When is tax due on Series EE savings bonds?

| Tax Briefs

You may have Series EE savings bonds that were bought many years ago. Perhaps you store them in a file cabinet or safe deposit box and rarely think about them. You may wonder how the interest you earn on EE bonds is taxed. And if they reach final maturity, you may need to take action to ensure there’s no loss of interest or unanticipated tax consequences.   Interest deferral   Series EE Bonds dated May 2005 and after earn a fixed rate of interest. Bonds purchased between May 1997 and April Read more [...]

Understanding and controlling the unemployment tax costs of your business

| Business Briefs, Tax Briefs

As an employer, you must pay federal unemployment (FUTA) tax on amounts up to $7,000 paid to each employee as wages during the calendar year. The rate of tax imposed is 6% but can be reduced by a credit (described below). Most employers end up paying an effective FUTA tax rate of 0.6%. An employer taxed at a 6% rate would pay FUTA tax of $420 for each employee who earned at least $7,000 per year, while an employer taxed at 0.6% pays $42. Tax credit Unlike FICA taxes, only employers — and Read more [...]

Uncle Sam may provide relief from college costs on your tax return

| Tax Briefs

We all know the cost of college is expensive. The latest figures from the College Board show that the average annual cost of tuition and fees was $10,230 for in-state students at public four-year universities — and $35,830 for students at private not-for-profit four-year institutions. These amounts don’t include room and board, books, supplies, transportation and other expenses that a student may incur. Two tax credits Fortunately, the federal government offers two sizable tax credits for Read more [...]
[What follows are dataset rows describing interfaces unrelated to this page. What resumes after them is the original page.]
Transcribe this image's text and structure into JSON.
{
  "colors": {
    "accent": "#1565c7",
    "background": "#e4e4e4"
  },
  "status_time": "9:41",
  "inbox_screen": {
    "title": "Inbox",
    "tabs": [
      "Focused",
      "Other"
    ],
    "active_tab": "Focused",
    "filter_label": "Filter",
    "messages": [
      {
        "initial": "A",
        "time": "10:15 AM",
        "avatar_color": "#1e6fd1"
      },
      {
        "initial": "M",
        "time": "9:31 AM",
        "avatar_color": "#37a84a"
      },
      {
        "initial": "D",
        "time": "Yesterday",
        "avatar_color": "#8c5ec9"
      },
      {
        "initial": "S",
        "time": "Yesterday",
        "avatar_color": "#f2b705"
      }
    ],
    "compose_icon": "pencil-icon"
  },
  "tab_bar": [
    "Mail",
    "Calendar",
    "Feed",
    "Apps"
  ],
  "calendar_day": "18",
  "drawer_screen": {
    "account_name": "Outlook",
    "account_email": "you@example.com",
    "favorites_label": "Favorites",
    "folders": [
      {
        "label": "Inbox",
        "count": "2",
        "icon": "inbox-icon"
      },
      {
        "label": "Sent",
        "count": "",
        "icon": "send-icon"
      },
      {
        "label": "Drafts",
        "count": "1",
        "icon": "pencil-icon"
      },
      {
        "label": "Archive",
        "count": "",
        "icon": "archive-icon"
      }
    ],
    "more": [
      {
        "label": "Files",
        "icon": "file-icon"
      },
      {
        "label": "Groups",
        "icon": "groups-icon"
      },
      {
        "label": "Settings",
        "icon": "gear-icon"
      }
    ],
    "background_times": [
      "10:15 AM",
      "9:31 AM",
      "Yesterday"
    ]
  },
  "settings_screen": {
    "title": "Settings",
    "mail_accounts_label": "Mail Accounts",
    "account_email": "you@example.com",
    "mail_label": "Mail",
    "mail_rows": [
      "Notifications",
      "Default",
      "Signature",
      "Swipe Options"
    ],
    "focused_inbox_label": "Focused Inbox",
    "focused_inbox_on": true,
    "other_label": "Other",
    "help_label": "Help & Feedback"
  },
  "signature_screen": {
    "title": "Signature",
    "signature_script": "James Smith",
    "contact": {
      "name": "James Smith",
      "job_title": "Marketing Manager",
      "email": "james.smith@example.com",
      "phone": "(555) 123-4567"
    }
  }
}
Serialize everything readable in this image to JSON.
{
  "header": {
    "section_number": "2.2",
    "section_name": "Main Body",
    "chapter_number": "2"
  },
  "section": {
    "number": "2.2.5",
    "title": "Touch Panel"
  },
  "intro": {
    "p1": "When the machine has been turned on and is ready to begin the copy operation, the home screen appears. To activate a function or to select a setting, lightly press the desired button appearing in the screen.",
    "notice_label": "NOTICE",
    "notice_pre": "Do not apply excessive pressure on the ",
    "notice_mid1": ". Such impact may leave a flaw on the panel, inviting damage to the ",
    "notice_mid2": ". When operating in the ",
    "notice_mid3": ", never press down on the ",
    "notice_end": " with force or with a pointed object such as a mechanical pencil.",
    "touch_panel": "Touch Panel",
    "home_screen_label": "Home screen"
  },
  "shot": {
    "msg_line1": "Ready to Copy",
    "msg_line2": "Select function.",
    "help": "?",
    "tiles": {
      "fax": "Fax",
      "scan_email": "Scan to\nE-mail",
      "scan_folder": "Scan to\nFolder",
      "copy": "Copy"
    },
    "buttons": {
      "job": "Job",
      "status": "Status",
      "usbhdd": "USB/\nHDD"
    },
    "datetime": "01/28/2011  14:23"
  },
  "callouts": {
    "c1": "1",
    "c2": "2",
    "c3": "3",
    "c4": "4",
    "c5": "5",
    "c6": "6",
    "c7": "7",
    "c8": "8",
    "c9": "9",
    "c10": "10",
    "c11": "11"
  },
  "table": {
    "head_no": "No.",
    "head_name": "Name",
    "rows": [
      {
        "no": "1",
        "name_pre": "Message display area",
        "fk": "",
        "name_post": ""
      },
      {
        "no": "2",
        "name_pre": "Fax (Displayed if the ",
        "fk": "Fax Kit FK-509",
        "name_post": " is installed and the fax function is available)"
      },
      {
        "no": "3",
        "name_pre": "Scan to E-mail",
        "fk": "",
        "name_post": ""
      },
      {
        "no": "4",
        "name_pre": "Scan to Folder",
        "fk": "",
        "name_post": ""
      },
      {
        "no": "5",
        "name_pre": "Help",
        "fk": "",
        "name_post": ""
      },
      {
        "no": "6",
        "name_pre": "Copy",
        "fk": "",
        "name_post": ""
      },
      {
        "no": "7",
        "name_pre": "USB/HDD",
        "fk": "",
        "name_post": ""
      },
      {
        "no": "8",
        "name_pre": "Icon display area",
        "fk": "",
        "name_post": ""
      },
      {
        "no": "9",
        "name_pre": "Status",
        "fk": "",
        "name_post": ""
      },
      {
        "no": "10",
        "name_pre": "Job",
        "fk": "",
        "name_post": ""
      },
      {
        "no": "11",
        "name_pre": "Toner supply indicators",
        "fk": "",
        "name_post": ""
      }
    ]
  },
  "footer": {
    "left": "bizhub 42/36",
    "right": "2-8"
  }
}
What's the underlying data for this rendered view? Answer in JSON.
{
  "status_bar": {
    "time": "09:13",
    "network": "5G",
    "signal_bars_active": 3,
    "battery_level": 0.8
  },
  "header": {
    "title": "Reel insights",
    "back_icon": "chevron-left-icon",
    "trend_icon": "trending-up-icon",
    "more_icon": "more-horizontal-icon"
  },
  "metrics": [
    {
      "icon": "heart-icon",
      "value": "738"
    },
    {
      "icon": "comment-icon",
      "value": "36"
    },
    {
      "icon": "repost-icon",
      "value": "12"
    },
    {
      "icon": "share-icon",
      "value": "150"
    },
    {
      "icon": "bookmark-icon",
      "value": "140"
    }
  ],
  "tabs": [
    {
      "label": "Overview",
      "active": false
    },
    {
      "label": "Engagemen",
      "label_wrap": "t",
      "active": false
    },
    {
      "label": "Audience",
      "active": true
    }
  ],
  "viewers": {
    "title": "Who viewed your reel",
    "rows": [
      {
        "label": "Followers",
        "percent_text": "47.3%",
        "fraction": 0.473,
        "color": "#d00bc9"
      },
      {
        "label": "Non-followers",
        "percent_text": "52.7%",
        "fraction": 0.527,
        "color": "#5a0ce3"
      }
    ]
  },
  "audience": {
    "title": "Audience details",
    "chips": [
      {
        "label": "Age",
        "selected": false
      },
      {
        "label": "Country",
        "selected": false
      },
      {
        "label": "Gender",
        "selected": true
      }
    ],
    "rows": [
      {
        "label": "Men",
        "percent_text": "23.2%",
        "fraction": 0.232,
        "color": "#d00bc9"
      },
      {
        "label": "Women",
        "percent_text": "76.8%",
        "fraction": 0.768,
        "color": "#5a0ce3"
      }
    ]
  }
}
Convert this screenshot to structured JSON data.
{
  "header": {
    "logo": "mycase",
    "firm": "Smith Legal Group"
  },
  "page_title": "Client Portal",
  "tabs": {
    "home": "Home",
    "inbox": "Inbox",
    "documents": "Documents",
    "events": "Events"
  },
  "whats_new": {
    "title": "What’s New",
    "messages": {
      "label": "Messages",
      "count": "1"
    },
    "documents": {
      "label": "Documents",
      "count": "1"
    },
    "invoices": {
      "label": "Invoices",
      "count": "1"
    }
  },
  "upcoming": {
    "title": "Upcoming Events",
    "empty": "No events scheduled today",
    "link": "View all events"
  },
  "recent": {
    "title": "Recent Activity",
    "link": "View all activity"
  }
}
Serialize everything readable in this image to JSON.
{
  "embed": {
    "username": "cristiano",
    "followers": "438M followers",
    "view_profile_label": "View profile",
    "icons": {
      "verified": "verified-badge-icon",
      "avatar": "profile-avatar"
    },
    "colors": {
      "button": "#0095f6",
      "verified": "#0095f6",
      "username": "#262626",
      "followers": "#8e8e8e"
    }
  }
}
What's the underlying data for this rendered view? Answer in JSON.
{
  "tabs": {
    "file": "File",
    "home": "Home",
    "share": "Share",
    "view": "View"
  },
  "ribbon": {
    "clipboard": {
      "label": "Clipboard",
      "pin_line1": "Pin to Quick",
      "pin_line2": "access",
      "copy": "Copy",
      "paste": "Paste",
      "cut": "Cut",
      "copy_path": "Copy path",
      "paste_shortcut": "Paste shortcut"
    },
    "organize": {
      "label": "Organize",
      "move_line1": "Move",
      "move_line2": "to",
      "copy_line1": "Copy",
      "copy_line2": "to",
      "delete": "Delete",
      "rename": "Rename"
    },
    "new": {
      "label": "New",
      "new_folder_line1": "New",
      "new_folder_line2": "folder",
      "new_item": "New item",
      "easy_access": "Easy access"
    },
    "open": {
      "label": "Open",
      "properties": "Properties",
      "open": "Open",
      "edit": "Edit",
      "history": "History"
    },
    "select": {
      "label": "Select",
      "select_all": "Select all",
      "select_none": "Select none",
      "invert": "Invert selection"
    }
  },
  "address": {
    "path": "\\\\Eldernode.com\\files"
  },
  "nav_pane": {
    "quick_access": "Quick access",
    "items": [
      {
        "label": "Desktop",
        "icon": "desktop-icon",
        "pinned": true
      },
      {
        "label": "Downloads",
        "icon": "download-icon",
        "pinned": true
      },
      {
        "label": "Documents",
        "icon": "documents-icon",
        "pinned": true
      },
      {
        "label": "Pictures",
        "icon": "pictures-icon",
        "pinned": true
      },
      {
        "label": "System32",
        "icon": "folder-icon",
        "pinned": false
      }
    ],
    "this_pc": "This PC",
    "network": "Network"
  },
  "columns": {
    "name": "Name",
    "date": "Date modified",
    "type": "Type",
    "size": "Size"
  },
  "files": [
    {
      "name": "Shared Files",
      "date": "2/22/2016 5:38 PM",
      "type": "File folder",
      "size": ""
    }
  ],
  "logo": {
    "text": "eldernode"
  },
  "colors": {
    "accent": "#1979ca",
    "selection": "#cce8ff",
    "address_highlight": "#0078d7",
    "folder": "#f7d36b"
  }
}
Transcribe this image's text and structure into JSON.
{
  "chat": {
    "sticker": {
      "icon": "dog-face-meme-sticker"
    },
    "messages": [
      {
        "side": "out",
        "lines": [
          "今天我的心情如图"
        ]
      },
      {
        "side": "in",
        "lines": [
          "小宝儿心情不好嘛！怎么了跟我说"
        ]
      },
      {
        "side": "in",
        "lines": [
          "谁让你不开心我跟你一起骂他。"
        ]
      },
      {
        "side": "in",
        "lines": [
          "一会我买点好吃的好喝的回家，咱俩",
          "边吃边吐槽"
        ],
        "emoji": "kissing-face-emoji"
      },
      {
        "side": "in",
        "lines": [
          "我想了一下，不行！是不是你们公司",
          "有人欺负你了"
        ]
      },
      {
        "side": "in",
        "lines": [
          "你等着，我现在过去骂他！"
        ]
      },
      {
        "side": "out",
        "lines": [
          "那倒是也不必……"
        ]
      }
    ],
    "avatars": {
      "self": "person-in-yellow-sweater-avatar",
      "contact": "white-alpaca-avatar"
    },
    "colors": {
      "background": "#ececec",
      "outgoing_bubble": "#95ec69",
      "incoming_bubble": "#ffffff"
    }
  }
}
2019 Q4 tax calendar: Key deadlines for businesses and other employers

| Tax Briefs

Here are some of the key tax-related deadlines affecting businesses and other employers during the fourth quarter of 2019. October 15 If a calendar-year C corporation that filed an automatic six-month extension: File a 2018 income tax return (Form 1120) and pay any tax, interest and penalties due. Make contributions for 2018 to certain employer-sponsored retirement plans. October 31 Report income tax withholding and FICA taxes for third quarter 2019 (Form 941) and pay any tax Read more [...]

Expenses that teachers can and can’t deduct on their tax returns

| Tax Briefs

As teachers head back for a new school year, they often pay for various expenses for which they don’t receive reimbursement. Fortunately, they may be able to deduct them on their tax returns. However, there are limits on this special deduction, and some expenses can’t be written off. For 2019, qualifying educators can deduct some of their unreimbursed out-of-pocket classroom costs under the educator expense deduction. This is an “above-the-line” deduction, which means you don’t have Read more [...]

The next estimated tax deadline is September 16: Do you have to make a payment?

| Tax Briefs

If you’re self-employed and don’t have withholding from paychecks, you probably have to make estimated tax payments. These payments must be sent to the IRS on a quarterly basis. The third 2019 estimated tax payment deadline for individuals is Monday, September 16. Even if you do have some withholding from paychecks or payments you receive, you may still have to make estimated payments if you receive other types of income such as Social Security, prizes, rent, interest, and dividends. Pay-as-you-go Read more [...]

What to do if your business receives a “no-match” letter

| Tax Briefs

In the past few months, many businesses and employers nationwide have received “no-match” letters from the Social Security Administration (SSA). The purpose of these letters is to alert employers if there’s a discrepancy between the agency’s files and data reported on W-2 forms, which are given to employees and filed with the IRS. Specifically, they point out that an employee’s name and Social Security number (SSN) don’t match the government’s records. According to the SSA, the purpose Read more [...]

The tax implications of being a winner

| Tax Briefs

If you’re lucky enough to be a winner at gambling or the lottery, congratulations! After you celebrate, be ready to deal with the tax consequences of your good fortune.   Winning at gambling   Whether you win at the casino, a bingo hall, or elsewhere, you must report 100% of your winnings as taxable income. They’re reported on the “Other income” line on Schedule 1 of your 1040 tax return. To measure your winnings on a particular wager, use the net gain. For example, if a $30 bet at Read more [...]

The “kiddie tax” hurts families more than ever

| Tax Briefs

Years ago, Congress enacted the “kiddie tax” rules to prevent parents and grandparents in high tax brackets from shifting income (especially from investments) to children in lower tax brackets. And while the tax caused some families pain in the past, it has gotten worse today. That’s because the Tax Cuts and Jobs Act (TCJA) made changes to the kiddie tax by revising the tax rate structure.   History of the tax   The kiddie tax used to apply only to children under age 14 — which provided Read more [...]